[Web page and app entries]
..............................
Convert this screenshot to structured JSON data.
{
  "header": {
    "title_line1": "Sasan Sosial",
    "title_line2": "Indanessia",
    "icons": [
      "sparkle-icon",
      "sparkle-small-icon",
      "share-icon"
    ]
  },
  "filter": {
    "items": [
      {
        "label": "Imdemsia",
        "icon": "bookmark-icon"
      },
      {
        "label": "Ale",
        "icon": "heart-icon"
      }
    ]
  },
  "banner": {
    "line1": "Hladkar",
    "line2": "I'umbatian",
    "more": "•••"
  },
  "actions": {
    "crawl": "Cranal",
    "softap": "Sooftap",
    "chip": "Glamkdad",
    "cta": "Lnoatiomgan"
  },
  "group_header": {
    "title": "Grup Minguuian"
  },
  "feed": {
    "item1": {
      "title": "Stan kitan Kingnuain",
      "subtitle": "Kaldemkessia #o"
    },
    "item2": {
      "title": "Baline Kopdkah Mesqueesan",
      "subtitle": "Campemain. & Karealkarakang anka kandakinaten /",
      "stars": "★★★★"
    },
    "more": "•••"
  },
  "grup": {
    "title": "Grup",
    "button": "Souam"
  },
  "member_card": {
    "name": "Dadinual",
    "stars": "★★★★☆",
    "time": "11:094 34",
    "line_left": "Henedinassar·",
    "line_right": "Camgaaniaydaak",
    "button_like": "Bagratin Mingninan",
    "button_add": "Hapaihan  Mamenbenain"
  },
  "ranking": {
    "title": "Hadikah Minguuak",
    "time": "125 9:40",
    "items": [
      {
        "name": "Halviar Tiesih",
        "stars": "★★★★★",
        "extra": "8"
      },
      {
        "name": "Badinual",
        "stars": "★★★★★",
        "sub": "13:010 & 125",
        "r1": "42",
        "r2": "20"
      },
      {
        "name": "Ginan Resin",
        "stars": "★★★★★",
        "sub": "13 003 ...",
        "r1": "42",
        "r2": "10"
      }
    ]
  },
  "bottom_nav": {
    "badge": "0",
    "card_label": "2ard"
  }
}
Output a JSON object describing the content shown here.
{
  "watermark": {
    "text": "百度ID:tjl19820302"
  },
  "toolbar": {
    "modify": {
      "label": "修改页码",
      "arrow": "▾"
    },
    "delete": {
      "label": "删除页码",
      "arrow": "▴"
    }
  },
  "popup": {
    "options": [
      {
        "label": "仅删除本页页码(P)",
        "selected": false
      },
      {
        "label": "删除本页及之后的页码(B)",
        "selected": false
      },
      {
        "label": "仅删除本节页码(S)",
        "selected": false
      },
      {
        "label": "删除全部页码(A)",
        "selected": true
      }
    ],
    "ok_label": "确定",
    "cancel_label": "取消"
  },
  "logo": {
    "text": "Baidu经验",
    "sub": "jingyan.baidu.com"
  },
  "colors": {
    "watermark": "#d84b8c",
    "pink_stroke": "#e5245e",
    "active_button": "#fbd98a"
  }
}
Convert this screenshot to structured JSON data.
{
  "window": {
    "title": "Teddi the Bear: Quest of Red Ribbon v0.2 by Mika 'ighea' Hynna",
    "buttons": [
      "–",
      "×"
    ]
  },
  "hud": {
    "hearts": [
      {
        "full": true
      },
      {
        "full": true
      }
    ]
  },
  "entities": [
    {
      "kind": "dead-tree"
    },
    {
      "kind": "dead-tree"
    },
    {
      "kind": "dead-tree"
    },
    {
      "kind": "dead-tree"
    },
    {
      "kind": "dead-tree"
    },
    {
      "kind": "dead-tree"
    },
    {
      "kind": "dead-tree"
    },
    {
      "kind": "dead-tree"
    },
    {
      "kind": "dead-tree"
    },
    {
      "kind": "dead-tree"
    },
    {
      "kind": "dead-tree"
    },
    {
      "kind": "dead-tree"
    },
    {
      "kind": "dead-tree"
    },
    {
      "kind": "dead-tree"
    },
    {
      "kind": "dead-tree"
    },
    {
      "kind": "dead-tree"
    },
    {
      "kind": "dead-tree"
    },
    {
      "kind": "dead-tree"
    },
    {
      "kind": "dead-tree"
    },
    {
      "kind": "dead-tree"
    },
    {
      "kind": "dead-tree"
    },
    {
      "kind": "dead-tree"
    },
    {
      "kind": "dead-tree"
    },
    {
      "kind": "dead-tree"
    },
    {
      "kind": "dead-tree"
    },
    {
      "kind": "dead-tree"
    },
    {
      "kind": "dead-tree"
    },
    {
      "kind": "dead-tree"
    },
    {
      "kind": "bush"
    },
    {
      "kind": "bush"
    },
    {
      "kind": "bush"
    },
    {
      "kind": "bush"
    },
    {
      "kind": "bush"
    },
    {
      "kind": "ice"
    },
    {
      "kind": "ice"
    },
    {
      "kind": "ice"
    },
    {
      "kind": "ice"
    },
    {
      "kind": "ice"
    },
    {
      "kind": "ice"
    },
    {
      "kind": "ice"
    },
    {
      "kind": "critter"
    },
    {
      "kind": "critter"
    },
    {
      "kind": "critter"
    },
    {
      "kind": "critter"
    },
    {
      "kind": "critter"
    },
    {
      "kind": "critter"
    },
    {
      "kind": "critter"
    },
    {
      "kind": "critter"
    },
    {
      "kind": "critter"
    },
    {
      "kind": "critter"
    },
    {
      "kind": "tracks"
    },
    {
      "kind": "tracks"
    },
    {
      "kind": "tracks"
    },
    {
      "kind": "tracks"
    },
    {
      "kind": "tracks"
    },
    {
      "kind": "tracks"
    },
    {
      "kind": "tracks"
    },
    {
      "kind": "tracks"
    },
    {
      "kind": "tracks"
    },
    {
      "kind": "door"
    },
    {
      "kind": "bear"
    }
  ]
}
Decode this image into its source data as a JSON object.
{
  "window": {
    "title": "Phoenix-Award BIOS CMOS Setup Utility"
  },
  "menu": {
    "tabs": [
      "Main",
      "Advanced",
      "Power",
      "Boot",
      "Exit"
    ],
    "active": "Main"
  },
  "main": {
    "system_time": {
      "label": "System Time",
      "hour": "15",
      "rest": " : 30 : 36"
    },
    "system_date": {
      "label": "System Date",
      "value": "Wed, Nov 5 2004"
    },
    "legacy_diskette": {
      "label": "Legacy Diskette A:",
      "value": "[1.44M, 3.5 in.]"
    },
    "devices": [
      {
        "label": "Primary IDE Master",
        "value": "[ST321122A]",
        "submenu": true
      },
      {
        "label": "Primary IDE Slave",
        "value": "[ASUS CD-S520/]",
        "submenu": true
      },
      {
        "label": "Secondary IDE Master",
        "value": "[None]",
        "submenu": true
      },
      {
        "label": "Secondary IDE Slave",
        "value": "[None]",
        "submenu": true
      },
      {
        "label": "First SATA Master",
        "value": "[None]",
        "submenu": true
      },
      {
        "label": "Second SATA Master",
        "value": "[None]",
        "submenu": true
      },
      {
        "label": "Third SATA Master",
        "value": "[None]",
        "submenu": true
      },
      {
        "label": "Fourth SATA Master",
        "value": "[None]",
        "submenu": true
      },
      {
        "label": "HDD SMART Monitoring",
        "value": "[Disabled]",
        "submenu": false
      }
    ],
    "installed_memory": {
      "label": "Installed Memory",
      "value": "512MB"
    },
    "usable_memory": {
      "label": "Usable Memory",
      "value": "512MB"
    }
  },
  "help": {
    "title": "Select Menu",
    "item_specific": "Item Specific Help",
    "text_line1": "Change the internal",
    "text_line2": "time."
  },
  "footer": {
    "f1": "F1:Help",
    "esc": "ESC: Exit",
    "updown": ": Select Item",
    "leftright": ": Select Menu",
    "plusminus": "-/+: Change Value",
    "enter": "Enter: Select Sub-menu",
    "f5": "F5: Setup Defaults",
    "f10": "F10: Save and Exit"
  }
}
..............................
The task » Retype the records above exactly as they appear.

Task response »
Convert this screenshot to structured JSON data.
{
  "header": {
    "title_line1": "Sasan Sosial",
    "title_line2": "Indanessia",
    "icons": [
      "sparkle-icon",
      "sparkle-small-icon",
      "share-icon"
    ]
  },
  "filter": {
    "items": [
      {
        "label": "Imdemsia",
        "icon": "bookmark-icon"
      },
      {
        "label": "Ale",
        "icon": "heart-icon"
      }
    ]
  },
  "banner": {
    "line1": "Hladkar",
    "line2": "I'umbatian",
    "more": "•••"
  },
  "actions": {
    "crawl": "Cranal",
    "softap": "Sooftap",
    "chip": "Glamkdad",
    "cta": "Lnoatiomgan"
  },
  "group_header": {
    "title": "Grup Minguuian"
  },
  "feed": {
    "item1": {
      "title": "Stan kitan Kingnuain",
      "subtitle": "Kaldemkessia #o"
    },
    "item2": {
      "title": "Baline Kopdkah Mesqueesan",
      "subtitle": "Campemain. & Karealkarakang anka kandakinaten /",
      "stars": "★★★★"
    },
    "more": "•••"
  },
  "grup": {
    "title": "Grup",
    "button": "Souam"
  },
  "member_card": {
    "name": "Dadinual",
    "stars": "★★★★☆",
    "time": "11:094 34",
    "line_left": "Henedinassar·",
    "line_right": "Camgaaniaydaak",
    "button_like": "Bagratin Mingninan",
    "button_add": "Hapaihan  Mamenbenain"
  },
  "ranking": {
    "title": "Hadikah Minguuak",
    "time": "125 9:40",
    "items": [
      {
        "name": "Halviar Tiesih",
        "stars": "★★★★★",
        "extra": "8"
      },
      {
        "name": "Badinual",
        "stars": "★★★★★",
        "sub": "13:010 & 125",
        "r1": "42",
        "r2": "20"
      },
      {
        "name": "Ginan Resin",
        "stars": "★★★★★",
        "sub": "13 003 ...",
        "r1": "42",
        "r2": "10"
      }
    ]
  },
  "bottom_nav": {
    "badge": "0",
    "card_label": "2ard"
  }
}
Output a JSON object describing the content shown here.
{
  "watermark": {
    "text": "百度ID:tjl19820302"
  },
  "toolbar": {
    "modify": {
      "label": "修改页码",
      "arrow": "▾"
    },
    "delete": {
      "label": "删除页码",
      "arrow": "▴"
    }
  },
  "popup": {
    "options": [
      {
        "label": "仅删除本页页码(P)",
        "selected": false
      },
      {
        "label": "删除本页及之后的页码(B)",
        "selected": false
      },
      {
        "label": "仅删除本节页码(S)",
        "selected": false
      },
      {
        "label": "删除全部页码(A)",
        "selected": true
      }
    ],
    "ok_label": "确定",
    "cancel_label": "取消"
  },
  "logo": {
    "text": "Baidu经验",
    "sub": "jingyan.baidu.com"
  },
  "colors": {
    "watermark": "#d84b8c",
    "pink_stroke": "#e5245e",
    "active_button": "#fbd98a"
  }
}
Convert this screenshot to structured JSON data.
{
  "window": {
    "title": "Teddi the Bear: Quest of Red Ribbon v0.2 by Mika 'ighea' Hynna",
    "buttons": [
      "–",
      "×"
    ]
  },
  "hud": {
    "hearts": [
      {
        "full": true
      },
      {
        "full": true
      }
    ]
  },
  "entities": [
    {
      "kind": "dead-tree"
    },
    {
      "kind": "dead-tree"
    },
    {
      "kind": "dead-tree"
    },
    {
      "kind": "dead-tree"
    },
    {
      "kind": "dead-tree"
    },
    {
      "kind": "dead-tree"
    },
    {
      "kind": "dead-tree"
    },
    {
      "kind": "dead-tree"
    },
    {
      "kind": "dead-tree"
    },
    {
      "kind": "dead-tree"
    },
    {
      "kind": "dead-tree"
    },
    {
      "kind": "dead-tree"
    },
    {
      "kind": "dead-tree"
    },
    {
      "kind": "dead-tree"
    },
    {
      "kind": "dead-tree"
    },
    {
      "kind": "dead-tree"
    },
    {
      "kind": "dead-tree"
    },
    {
      "kind": "dead-tree"
    },
    {
      "kind": "dead-tree"
    },
    {
      "kind": "dead-tree"
    },
    {
      "kind": "dead-tree"
    },
    {
      "kind": "dead-tree"
    },
    {
      "kind": "dead-tree"
    },
    {
      "kind": "dead-tree"
    },
    {
      "kind": "dead-tree"
    },
    {
      "kind": "dead-tree"
    },
    {
      "kind": "dead-tree"
    },
    {
      "kind": "dead-tree"
    },
    {
      "kind": "bush"
    },
    {
      "kind": "bush"
    },
    {
      "kind": "bush"
    },
    {
      "kind": "bush"
    },
    {
      "kind": "bush"
    },
    {
      "kind": "ice"
    },
    {
      "kind": "ice"
    },
    {
      "kind": "ice"
    },
    {
      "kind": "ice"
    },
    {
      "kind": "ice"
    },
    {
      "kind": "ice"
    },
    {
      "kind": "ice"
    },
    {
      "kind": "critter"
    },
    {
      "kind": "critter"
    },
    {
      "kind": "critter"
    },
    {
      "kind": "critter"
    },
    {
      "kind": "critter"
    },
    {
      "kind": "critter"
    },
    {
      "kind": "critter"
    },
    {
      "kind": "critter"
    },
    {
      "kind": "critter"
    },
    {
      "kind": "critter"
    },
    {
      "kind": "tracks"
    },
    {
      "kind": "tracks"
    },
    {
      "kind": "tracks"
    },
    {
      "kind": "tracks"
    },
    {
      "kind": "tracks"
    },
    {
      "kind": "tracks"
    },
    {
      "kind": "tracks"
    },
    {
      "kind": "tracks"
    },
    {
      "kind": "tracks"
    },
    {
      "kind": "door"
    },
    {
      "kind": "bear"
    }
  ]
}
Decode this image into its source data as a JSON object.
{
  "window": {
    "title": "Phoenix-Award BIOS CMOS Setup Utility"
  },
  "menu": {
    "tabs": [
      "Main",
      "Advanced",
      "Power",
      "Boot",
      "Exit"
    ],
    "active": "Main"
  },
  "main": {
    "system_time": {
      "label": "System Time",
      "hour": "15",
      "rest": " : 30 : 36"
    },
    "system_date": {
      "label": "System Date",
      "value": "Wed, Nov 5 2004"
    },
    "legacy_diskette": {
      "label": "Legacy Diskette A:",
      "value": "[1.44M, 3.5 in.]"
    },
    "devices": [
      {
        "label": "Primary IDE Master",
        "value": "[ST321122A]",
        "submenu": true
      },
      {
        "label": "Primary IDE Slave",
        "value": "[ASUS CD-S520/]",
        "submenu": true
      },
      {
        "label": "Secondary IDE Master",
        "value": "[None]",
        "submenu": true
      },
      {
        "label": "Secondary IDE Slave",
        "value": "[None]",
        "submenu": true
      },
      {
        "label": "First SATA Master",
        "value": "[None]",
        "submenu": true
      },
      {
        "label": "Second SATA Master",
        "value": "[None]",
        "submenu": true
      },
      {
        "label": "Third SATA Master",
        "value": "[None]",
        "submenu": true
      },
      {
        "label": "Fourth SATA Master",
        "value": "[None]",
        "submenu": true
      },
      {
        "label": "HDD SMART Monitoring",
        "value": "[Disabled]",
        "submenu": false
      }
    ],
    "installed_memory": {
      "label": "Installed Memory",
      "value": "512MB"
    },
    "usable_memory": {
      "label": "Usable Memory",
      "value": "512MB"
    }
  },
  "help": {
    "title": "Select Menu",
    "item_specific": "Item Specific Help",
    "text_line1": "Change the internal",
    "text_line2": "time."
  },
  "footer": {
    "f1": "F1:Help",
    "esc": "ESC: Exit",
    "updown": ": Select Item",
    "leftright": ": Select Menu",
    "plusminus": "-/+: Change Value",
    "enter": "Enter: Select Sub-menu",
    "f5": "F5: Setup Defaults",
    "f10": "F10: Save and Exit"
  }
}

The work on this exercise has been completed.